Elaine Lorber, longtime Director of Arts for the City of Raleigh, died at her home in Chapel Hill on October 12th, just one month short of her 92nd birthday. According to her daughter Bethany, the cause was ovarian cancer.

Ms. Lorber was a relative unknown in arts administration when she was appointed director of the Raleigh Little Theatre in 1977, the year she moved to North Carolina from New York. Her only prior job in the arts was part-time with a similarly small theatre company in Long Island, New York. When the newly created City of Raleigh Arts Commission advertised for a director in 1979, Ms. Lorber applied with literally scores of others. Despite her scant experience, she was chosen to be the commission’s first executive director, a position she held for 16 years until her retirement in 1995.
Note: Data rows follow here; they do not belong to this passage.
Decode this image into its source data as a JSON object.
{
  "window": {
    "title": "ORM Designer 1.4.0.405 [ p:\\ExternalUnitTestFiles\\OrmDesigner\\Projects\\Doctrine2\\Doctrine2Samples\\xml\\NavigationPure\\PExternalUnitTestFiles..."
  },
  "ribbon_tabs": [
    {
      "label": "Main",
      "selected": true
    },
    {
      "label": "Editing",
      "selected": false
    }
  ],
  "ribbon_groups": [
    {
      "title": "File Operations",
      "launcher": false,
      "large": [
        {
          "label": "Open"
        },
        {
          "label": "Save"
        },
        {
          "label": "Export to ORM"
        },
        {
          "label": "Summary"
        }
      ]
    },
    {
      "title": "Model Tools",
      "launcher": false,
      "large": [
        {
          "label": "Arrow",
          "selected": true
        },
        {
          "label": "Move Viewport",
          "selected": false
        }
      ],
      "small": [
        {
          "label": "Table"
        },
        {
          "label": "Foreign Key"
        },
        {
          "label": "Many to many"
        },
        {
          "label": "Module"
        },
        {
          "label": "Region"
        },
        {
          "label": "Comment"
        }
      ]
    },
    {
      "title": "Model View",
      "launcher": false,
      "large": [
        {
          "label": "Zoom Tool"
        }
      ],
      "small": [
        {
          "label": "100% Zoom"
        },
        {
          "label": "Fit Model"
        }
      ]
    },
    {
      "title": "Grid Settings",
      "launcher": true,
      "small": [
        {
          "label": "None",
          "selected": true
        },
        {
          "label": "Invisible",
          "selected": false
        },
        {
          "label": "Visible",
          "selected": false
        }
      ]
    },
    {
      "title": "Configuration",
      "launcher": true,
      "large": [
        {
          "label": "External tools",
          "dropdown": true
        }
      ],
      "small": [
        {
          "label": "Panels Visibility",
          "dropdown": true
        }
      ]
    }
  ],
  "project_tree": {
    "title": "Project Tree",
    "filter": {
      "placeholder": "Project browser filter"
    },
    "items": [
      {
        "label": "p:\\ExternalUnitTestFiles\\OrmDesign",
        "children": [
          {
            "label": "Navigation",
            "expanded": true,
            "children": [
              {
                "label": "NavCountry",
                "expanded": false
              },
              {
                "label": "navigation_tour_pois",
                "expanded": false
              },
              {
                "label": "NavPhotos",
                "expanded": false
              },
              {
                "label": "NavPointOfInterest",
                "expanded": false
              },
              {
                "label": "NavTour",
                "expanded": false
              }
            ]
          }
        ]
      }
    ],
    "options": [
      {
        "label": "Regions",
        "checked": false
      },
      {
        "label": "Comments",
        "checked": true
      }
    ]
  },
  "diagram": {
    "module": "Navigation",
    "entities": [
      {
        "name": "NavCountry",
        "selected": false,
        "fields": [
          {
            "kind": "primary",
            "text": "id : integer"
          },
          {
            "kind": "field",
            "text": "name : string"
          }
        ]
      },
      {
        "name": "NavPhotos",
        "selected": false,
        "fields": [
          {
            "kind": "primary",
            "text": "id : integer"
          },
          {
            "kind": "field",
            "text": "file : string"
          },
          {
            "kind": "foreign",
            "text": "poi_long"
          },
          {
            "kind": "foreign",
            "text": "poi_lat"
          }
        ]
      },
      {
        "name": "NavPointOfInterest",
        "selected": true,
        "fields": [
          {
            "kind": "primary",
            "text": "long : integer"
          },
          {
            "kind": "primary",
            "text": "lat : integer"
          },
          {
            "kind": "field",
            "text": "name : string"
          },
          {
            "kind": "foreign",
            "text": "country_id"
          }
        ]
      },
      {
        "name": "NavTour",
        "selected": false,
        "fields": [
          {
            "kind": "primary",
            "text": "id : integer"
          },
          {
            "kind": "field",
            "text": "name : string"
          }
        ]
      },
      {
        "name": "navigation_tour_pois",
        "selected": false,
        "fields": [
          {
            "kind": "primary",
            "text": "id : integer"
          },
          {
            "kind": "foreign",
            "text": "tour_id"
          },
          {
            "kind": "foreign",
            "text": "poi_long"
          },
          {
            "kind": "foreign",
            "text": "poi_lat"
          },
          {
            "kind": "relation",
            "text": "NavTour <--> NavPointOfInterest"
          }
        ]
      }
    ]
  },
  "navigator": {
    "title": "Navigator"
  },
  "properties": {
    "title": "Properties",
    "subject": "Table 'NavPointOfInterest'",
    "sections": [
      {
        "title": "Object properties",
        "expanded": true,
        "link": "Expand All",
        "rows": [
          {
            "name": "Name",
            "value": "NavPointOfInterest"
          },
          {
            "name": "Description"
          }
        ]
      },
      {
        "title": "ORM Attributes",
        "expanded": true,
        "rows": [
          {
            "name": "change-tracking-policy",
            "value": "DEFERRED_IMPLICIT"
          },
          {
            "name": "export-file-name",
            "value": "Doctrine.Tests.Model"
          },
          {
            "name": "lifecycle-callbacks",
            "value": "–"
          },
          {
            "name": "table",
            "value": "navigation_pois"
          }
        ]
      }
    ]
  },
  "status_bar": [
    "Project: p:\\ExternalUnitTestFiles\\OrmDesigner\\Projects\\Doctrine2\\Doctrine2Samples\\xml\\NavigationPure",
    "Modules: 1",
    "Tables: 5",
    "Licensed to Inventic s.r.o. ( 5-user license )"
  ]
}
Ms. Lorber was a tireless champion of the arts, of artists, and of Raleigh’s arts organizations. An inspired visionary, she promoted and expanded Raleigh’s cultural resources and helped formulate a long-range plan for the city’s thriving cultural climate. A tenacious advocate, she devoted countless hours to ensure that arts facilities and programs were and are accessible to persons with disabilities. A demanding mentor, she helped countless artists find work and assisted numerous arts programs in becoming self-sustaining. A passionate arts supporter, she attended virtually every exhibition opening, performance, and festival given during her tenure. Ms. Lorber earned her reputation as an invaluable resource for strategic planning and programmatic decisions. She was instrumental in establishing many of the city’s most valued arts institutions: Arts Access, Artspace, Artsplosure, and the Contemporary Art Museum – formerly the City Gallery of Contemporary Art. Through her leadership, the Arts Commission helped organize a separate non-profit vehicle called the Raleigh Arts Foundation, now a component of the United Arts Council of Raleigh and Wake County. She persuaded the City to fund a public art program that places commissioned art works at strategic points throughout the city. Through the Arts Commission, she helped create the Capital City Performing Arts Center, a private nonprofit board that led to establishment of a performing arts center in downtown Raleigh. She led the creation and establishment of CORAC’s nationally-recognized arts grant initiative which, through a per capita mechanism, has pumped millions of dollars into nonprofit arts organizations, large and small, enabling them to flourish throughout the city. Over the years, she encouraged individuals, organizations, and institutions to cooperate and to coordinate their efforts. Her legacy is clear throughout Raleigh’s thriving arts community and its immense array of artistic offerings.

Yet Ms. Lorber took little credit for these accomplishments. She preferred to let the Arts Commission, City Council members, arts organizations, and artists themselves take the bows. The Arts Commission’s formal presentation to her of the Raleigh Medal of Arts in 1999 – an award that was founded under her guidance – was one of the few public honors she permitted during her distinguished professional career. Truly she advanced, promoted, encouraged, supported, funded, and – when all was said and done – loved the arts.

Elaine Gruber was born in the Bronx, NY, in 1928 to Herbert Gruber and Helen Weiss. The marriage lasted only a few years and she found herself the only child of a single parent who had few resources or skills to support the two of them. Truly a child of the Depression, she and her mother literally lived hand to mouth through most of the 1930s. As a small child, she and Helen moved often to avoid paying rent they could not afford. She told stories of going to automat restaurants where they would eat packets of mustard and ketchup for sustenance, until Helen remarried a man of some means. In high school she was passionate about the theatre and was very active in her high school’s drama club. She went on to earn a Bachelor’s of Science degree in Speech Pathology from Queens College. In 1949 she married Murray Lorber with whom she had five children. She fell into the trap that many intelligent, well-educated post-war wives found themselves: wives to working husbands whose lot was to take care of the house and kids with little intellectual outlet, a difficult situation for a woman of significant intellect. She studied the harp and took sculpting lessons for many years (she left behind numerous pieces of sculpture in stone) but never had a job until after most of her children had left home for college. It was then that she began her working life in the arts and hit her stride after moving to North Carolina in 1977. After her retirement in 1995 both she and her husband continued to support the arts in Raleigh by attending art gatherings, art shows and galleries, too many trips to the North Carolina Museum of Art to count, other regional museums, musical events, plays, musicals, etc. A voracious reader of literary fiction all of her life, she kept a meticulous record of what she read. In one of her record booklets she recorded 496 novels she read between 2003 and the day she died. In her last few years she limited herself to reading only Pulitzer Prize, National Book Award, and Booker Prize winners.

Ms. Lorber is survived by her sons Danny and Fred, and her daughters Bethany and Connie. A fifth child, Amy, predeceased her by one month. Her husband, Murray, died in 2016.